These reforms are unethical. Nothing can ever stay the same, but it is unethical for a generation of leaders who largely went through university free, or with much lower student contribution levels, to impose this amount of hike on the generations coming behind them.
Fourteen of the 19 Cabinet ministers studied Law or Business at university, and 10 went to what are now Group of Eight universities. If a combined law degree goes up by 50% (which is at the lower end of predictions) then under these changes it would have taken 23 years to repay the HECS debt had they gone onto average earnings. Joe Hockey and Christopher Pyne would only have repaid their debts a couple of years ago.
These reforms are reckless. The worst aspect doesn’t stem from the Kemp-Norton report; but from lobbying by the Group of Eight. Even the Commission of Audit recommended a 12 month period of debate about fee deregulation.
Simon Marginson, one of Australia’s leading higher education scholars, has written that no government anywhere in the world has introduced a full-blown capitalist market in higher education, despite three decades of talk, because they realise the public good component of education would be destroyed. And that’s because they have thought about it. This Government hasn’t thought about it.
POOR ECONOMIC POLICY
Fee deregulation is poor economic policy, particularly from a conservative government’s perspective. Recent US research from Penn State University has found a significant negative correlation between changes in student loan debt and formation of small businesses.
THE INTERNATIONAL EVIDENCE IS AGAINST IT
And if anyone had taken time to evaluate fee deregulation they would see alarming evidence elsewhere. In the UK, which in some ways now has a scheme more favourable to the student than Australia will have, the Institute for Fiscal Studies has recently found that an average school teacher who has no breaks in their career will still not have repaid their debt by their early 50s.
In the US, student debt has tripled in the last 8 years and now exceeds credit card debt. It was the only kind of debt to keep growing during the GFC because these forces once unleashed cannot easily be contained again.
The reforms have been poorly explained. I won’t use up my five minutes on the Government’s communication ability, but never have I seen such confusion over who is affected and from what date.
IT IS ENTIRELY ON THE WRONG TRACK

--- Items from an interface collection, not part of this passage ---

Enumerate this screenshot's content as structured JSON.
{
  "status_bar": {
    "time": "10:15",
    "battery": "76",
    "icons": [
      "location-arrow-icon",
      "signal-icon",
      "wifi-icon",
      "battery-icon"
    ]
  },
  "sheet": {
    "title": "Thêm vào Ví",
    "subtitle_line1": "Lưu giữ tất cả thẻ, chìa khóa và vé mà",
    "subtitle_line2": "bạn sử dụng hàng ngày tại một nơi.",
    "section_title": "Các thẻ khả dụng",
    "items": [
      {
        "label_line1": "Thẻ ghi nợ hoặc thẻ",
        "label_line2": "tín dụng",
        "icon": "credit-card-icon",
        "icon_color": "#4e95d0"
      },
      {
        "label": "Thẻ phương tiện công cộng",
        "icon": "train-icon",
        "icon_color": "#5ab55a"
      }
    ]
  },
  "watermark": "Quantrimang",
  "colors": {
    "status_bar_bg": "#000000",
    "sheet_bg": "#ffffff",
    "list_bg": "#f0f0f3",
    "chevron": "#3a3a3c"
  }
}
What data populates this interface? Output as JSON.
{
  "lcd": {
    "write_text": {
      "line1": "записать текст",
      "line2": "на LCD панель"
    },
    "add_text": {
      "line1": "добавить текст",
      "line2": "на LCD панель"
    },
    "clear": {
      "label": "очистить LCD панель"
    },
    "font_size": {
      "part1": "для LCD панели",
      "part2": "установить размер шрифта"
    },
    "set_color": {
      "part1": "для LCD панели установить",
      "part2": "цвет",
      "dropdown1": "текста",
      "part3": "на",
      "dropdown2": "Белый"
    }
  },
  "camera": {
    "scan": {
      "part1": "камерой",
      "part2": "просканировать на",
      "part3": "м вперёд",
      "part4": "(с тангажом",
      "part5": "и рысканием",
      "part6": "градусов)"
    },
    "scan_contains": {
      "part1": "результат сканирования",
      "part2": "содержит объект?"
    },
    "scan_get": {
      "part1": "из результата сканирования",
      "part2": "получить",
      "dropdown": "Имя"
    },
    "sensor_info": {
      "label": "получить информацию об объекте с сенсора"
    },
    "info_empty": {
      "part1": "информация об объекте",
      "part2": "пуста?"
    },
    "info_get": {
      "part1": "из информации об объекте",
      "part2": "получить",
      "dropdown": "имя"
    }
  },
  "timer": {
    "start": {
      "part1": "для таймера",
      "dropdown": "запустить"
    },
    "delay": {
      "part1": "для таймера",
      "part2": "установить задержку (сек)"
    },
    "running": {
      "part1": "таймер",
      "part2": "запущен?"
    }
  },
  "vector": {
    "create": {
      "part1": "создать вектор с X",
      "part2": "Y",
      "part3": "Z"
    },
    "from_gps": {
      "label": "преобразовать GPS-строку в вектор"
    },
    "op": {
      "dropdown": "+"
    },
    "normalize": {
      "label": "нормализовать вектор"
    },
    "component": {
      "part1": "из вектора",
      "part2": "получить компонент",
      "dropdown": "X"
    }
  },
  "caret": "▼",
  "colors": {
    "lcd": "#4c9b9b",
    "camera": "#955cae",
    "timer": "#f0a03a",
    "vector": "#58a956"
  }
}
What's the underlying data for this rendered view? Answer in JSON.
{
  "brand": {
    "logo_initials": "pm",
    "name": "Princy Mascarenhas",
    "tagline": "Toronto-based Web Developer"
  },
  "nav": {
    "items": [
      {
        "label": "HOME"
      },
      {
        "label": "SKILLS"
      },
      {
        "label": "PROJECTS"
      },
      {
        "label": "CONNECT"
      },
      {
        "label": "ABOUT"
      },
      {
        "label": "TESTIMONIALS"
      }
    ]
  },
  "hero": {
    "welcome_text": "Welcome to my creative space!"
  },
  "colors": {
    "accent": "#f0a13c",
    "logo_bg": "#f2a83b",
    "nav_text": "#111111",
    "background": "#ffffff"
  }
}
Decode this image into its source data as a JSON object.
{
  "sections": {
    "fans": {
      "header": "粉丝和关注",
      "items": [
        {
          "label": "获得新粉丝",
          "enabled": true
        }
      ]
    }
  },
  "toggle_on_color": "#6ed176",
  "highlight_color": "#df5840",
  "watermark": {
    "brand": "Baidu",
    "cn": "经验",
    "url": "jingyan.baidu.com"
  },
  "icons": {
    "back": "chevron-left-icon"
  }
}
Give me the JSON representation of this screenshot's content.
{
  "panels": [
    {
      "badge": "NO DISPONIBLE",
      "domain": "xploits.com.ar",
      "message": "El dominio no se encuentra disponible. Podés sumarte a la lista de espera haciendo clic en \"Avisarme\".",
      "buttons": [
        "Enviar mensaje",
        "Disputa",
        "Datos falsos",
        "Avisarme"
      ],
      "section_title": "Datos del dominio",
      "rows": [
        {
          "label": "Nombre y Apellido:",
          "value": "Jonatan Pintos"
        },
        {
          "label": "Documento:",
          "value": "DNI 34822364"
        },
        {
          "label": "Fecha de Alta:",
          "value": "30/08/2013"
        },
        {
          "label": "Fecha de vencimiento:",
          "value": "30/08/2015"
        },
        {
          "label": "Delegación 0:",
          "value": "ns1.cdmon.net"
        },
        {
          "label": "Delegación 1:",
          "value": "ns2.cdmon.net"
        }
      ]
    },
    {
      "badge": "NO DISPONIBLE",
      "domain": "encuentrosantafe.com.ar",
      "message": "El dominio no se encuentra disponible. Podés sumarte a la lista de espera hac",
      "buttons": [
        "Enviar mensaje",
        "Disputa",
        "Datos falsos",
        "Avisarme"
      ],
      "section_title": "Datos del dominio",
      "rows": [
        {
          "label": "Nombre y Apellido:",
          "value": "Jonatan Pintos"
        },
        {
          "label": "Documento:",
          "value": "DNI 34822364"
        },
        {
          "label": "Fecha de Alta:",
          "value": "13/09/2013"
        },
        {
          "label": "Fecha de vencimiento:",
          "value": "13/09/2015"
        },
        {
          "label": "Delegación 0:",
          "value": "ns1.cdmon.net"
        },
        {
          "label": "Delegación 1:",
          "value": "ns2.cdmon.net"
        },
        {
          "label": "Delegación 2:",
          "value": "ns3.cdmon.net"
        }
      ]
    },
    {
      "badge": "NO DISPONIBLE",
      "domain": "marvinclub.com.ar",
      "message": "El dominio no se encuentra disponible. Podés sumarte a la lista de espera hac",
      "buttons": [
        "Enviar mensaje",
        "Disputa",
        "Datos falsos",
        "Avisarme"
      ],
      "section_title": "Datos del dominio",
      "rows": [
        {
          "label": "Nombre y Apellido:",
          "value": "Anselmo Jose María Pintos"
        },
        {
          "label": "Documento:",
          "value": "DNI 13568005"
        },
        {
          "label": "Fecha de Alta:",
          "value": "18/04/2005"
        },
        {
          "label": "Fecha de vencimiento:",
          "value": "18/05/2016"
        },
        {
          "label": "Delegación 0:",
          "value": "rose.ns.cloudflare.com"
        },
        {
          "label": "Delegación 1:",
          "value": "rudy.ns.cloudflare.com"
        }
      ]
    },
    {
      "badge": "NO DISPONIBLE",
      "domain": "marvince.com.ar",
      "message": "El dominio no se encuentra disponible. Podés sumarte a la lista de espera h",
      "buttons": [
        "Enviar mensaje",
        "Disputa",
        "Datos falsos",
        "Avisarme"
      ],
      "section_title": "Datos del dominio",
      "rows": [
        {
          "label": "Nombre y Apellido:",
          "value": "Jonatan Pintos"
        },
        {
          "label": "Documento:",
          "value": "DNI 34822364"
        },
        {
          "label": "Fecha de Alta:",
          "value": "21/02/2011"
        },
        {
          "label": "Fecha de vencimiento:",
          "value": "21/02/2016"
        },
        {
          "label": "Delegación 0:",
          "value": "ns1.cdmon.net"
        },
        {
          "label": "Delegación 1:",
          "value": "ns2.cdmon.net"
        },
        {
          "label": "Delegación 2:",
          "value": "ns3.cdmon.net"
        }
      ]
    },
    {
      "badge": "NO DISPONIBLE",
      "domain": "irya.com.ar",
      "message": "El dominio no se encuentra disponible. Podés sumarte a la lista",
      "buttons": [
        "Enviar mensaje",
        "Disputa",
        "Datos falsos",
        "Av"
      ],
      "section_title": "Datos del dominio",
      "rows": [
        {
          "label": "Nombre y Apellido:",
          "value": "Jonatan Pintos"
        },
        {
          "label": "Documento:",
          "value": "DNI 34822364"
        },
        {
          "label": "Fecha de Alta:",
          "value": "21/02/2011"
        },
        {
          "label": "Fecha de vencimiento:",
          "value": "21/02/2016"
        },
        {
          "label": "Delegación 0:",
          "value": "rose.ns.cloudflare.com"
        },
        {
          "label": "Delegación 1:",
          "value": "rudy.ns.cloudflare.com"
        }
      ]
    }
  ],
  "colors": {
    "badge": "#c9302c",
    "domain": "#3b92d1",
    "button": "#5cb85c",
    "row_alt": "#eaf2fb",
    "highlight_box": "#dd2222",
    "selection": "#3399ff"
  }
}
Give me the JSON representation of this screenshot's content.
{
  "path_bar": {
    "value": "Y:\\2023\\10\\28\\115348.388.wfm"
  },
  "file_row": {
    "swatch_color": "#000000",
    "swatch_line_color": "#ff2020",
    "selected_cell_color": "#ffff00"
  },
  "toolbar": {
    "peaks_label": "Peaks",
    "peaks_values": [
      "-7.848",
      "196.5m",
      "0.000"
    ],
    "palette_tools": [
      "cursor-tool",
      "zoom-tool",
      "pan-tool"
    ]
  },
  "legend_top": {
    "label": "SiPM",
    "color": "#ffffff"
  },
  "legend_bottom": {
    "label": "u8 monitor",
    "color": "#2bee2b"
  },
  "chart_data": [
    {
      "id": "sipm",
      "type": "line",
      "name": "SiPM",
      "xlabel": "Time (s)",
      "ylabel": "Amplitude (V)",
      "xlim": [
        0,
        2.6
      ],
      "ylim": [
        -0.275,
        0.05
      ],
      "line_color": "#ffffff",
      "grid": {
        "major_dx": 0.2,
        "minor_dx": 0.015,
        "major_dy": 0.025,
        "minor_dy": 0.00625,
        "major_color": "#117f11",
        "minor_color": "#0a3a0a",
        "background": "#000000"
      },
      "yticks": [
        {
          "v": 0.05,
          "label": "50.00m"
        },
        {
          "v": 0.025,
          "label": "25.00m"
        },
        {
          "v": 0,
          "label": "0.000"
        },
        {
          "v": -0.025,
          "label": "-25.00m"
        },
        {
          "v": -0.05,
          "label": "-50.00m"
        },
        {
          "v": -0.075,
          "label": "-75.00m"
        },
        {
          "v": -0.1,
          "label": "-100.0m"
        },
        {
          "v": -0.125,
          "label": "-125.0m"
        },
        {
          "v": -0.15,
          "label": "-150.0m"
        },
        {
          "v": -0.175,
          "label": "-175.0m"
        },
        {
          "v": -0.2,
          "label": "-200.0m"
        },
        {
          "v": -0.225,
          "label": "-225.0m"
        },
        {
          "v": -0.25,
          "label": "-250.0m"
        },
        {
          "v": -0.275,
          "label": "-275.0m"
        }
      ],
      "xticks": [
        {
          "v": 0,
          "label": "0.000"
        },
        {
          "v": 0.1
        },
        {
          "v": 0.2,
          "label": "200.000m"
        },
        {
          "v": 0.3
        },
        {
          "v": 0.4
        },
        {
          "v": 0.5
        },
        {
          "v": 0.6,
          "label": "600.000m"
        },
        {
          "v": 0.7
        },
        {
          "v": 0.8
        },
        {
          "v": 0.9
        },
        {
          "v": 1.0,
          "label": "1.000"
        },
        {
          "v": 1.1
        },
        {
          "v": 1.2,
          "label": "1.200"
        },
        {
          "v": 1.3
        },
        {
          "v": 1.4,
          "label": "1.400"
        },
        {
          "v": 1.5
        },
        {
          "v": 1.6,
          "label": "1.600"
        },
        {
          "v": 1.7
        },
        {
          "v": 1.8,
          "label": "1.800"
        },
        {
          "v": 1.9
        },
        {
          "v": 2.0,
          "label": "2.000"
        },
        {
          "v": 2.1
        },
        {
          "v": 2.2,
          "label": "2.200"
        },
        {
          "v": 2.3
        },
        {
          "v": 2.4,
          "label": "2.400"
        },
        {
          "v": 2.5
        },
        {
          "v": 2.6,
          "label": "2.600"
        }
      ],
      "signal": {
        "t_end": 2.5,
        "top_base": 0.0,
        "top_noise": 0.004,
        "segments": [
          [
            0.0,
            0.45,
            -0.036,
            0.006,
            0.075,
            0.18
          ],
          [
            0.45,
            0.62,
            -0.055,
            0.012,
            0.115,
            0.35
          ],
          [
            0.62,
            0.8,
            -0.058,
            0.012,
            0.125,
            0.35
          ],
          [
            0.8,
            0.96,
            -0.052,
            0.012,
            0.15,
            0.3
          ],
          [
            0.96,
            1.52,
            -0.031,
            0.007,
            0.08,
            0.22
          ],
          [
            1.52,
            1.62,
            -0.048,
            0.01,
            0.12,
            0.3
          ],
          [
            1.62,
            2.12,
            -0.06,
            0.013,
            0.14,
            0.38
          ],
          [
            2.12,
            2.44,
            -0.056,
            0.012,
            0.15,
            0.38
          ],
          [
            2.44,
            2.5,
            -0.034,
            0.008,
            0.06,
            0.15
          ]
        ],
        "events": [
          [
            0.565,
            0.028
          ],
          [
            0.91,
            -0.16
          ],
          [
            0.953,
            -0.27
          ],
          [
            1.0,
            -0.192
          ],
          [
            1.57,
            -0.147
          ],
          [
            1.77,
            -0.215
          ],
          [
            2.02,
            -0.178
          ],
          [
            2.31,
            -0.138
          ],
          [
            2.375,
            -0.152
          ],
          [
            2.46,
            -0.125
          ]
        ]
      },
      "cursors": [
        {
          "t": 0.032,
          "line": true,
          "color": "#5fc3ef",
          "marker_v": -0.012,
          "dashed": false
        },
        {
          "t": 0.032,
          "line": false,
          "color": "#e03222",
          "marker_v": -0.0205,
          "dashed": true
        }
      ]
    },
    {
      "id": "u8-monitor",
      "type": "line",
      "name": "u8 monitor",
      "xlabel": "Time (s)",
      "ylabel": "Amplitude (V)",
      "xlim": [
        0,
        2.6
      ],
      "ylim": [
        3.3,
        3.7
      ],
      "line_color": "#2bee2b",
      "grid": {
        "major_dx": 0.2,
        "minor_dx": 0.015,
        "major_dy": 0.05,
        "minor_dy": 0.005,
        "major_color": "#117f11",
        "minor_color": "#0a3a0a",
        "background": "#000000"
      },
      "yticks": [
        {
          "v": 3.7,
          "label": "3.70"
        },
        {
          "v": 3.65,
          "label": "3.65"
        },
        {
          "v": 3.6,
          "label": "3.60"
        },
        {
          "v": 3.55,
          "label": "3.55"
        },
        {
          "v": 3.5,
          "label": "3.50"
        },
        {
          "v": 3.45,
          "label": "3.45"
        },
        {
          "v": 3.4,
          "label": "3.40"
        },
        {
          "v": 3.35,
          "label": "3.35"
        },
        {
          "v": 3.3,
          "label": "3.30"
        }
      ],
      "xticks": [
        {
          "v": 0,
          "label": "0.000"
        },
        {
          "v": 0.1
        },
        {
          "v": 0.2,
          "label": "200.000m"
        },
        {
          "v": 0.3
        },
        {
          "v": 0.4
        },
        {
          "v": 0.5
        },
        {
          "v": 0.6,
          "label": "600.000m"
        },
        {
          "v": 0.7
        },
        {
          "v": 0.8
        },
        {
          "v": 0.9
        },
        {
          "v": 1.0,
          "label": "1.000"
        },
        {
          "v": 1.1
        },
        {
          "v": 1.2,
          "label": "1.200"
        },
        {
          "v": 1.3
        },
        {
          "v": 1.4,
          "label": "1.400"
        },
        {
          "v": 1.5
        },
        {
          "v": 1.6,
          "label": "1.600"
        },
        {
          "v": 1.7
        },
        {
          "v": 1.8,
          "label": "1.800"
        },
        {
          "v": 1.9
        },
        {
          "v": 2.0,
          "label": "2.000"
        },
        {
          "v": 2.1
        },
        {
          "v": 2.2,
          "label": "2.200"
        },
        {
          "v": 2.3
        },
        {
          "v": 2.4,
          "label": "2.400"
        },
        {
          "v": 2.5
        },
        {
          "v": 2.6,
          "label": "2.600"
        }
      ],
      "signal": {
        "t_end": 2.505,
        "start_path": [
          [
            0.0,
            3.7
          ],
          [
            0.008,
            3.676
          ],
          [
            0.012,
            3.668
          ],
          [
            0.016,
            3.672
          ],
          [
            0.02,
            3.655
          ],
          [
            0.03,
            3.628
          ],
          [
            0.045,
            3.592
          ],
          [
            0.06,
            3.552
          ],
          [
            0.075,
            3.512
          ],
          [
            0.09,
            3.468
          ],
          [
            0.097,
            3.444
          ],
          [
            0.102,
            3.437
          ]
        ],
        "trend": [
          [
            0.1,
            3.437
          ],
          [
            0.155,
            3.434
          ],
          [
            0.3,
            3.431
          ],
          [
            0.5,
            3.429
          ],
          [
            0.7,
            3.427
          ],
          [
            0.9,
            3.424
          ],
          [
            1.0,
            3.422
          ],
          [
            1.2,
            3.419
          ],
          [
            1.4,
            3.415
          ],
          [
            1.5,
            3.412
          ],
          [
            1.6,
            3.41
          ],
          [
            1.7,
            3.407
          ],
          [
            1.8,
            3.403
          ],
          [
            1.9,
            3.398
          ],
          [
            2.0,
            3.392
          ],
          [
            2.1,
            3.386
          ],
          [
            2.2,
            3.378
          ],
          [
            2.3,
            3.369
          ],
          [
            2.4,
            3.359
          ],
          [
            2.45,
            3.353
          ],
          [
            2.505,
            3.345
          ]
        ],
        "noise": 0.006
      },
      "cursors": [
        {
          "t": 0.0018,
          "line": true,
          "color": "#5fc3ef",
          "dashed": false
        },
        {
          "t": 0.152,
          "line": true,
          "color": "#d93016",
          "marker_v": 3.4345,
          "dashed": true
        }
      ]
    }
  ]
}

So I think the reforms are entirely on the wrong track.
The Government and the Group of Eight have come up with an ideological solution in search of a problem. We have one of the best university systems in the world, and it is about to be trashed.
The ”taxpayer” is invoked regularly by the Government, but who actually knows if the “taxpayer” wants public institutions to be competing with each other like this? Maybe they would prefer public bodies to be differentiating and collaborating. This has been the experience in Germany, where the Government announced this year it would abolish tuition fees.
The reforms are on the wrong track because higher education is an investment in the economy, not a cost to it.
And they are on the wrong track because research should not be funded by students. If you want to engage in an arms race with the US and China over top-ranked universities – which this Government seems to want – then simply merge the Group of Eight into a single powerhouse institution that would shoot into the top 20. You could call it “The Australian National University”, save on 7 Vice-Chancellor salaries, and leave the rest of us alone.
I end with a challenge. The Group of Eight, chaired by Ian Young, has put out a media release expressing its unanimous support for deregulating tuition fees.
So in the spirit of feisty debating, Ian, tell me now what the ANU’s student contributions will rise to in 2016. You have advocated uncapping them, you wanted this change, you have had the most time to think about it, so tell the audience what the ANU contributions will go to in 2016 and if you can’t, why not?